“There is much emphasis these days on academic excellence, but schools should focus more on moral education to ensure that our children grow up with the right values” (Moral Education Needed To Reinforce Right Values, Madam Lee Siew Keng).
The letter “Moral Education Needed To Reinforce Right Values” (November 21, 2010) by Madam Lee Siew Keng makes the excellent point that moral education is sorely lacking – in quality and quantity – within institutions. While it is true that the Ministry of Education (MOE) has the resources and potential to dramatically enhance the existing moral education programme – in pre-schools and high schools – the endeavours undertaken have to be complemented by efforts on the part of parents and families as well. Given a change in the angle of approach towards moral education, students themselves would also be poised to be more responsible for their actions and decisions.
To claim that current approaches by the MOE towards moral education are overly antiquated and pedantic would be an understatement. Traditional methodologies employed by educators are premised upon the assumption that moral behaviour is naturally polarised upon white or black, good or bad. Subsequently, teachers directly communicate these virtues – such as kindness, humility, honesty et cetera – to their students, and henceforth reward their positive expression and criticise actions that are contrary to these beliefs. Unfortunately, these pedagogies do not take into account “grey areas” or moral dilemmas; presuppose that society has reached a consensus on these moral values; and more often than not the teachers would indirectly impose their own perspectives – possibly confounded with personal or religious beliefs – upon students.
There is a desperate need to mould the teacher’s role into one of a moderator, rather than one of a “values dispenser”. The teacher does not insist on sharing the “right” views; instead, the message should be that people hold different moral yardsticks and standards, and that compromises can be reached through constructive negotiation.
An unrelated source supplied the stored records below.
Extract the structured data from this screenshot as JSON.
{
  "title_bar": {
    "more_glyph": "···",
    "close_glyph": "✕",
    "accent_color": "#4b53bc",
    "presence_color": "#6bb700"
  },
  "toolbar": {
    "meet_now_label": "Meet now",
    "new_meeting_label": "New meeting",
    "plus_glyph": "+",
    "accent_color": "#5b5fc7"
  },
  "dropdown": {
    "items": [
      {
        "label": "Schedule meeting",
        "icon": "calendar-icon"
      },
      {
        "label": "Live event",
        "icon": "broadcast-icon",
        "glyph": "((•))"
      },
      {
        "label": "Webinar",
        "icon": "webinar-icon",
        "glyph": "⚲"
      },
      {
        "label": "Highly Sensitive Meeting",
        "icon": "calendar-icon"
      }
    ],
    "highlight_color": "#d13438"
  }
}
This is especially important, given the fact that a child’s moral view is often shaped by a plethora of aspects: including their parents, their teachers, their friends, and even their personal interactions with people and events.
Instead of sticking to a textbook approach of presenting “rights” and “wrongs”, MOE can explore resources and ways to render moral education more engaging and productive. Professionals – in psychology and education – can be invited to train educators on methods such as “moral dilemmas”, in which students would be forced to balance contradictions, make sense of their moral compasses, and decide their personal courses of action. This can be done in conjunction with families and parents. The teachers thus play a more integral role in comprehending each individual’s reasoning and concerns, while constantly highlighting rules and constrains, simulating justice and community-based limitations.
If progress is not made in heightening the features of our moral education programmes, future generations of students would ultimately be at the losing end.
A version of this article was published in The Straits Times.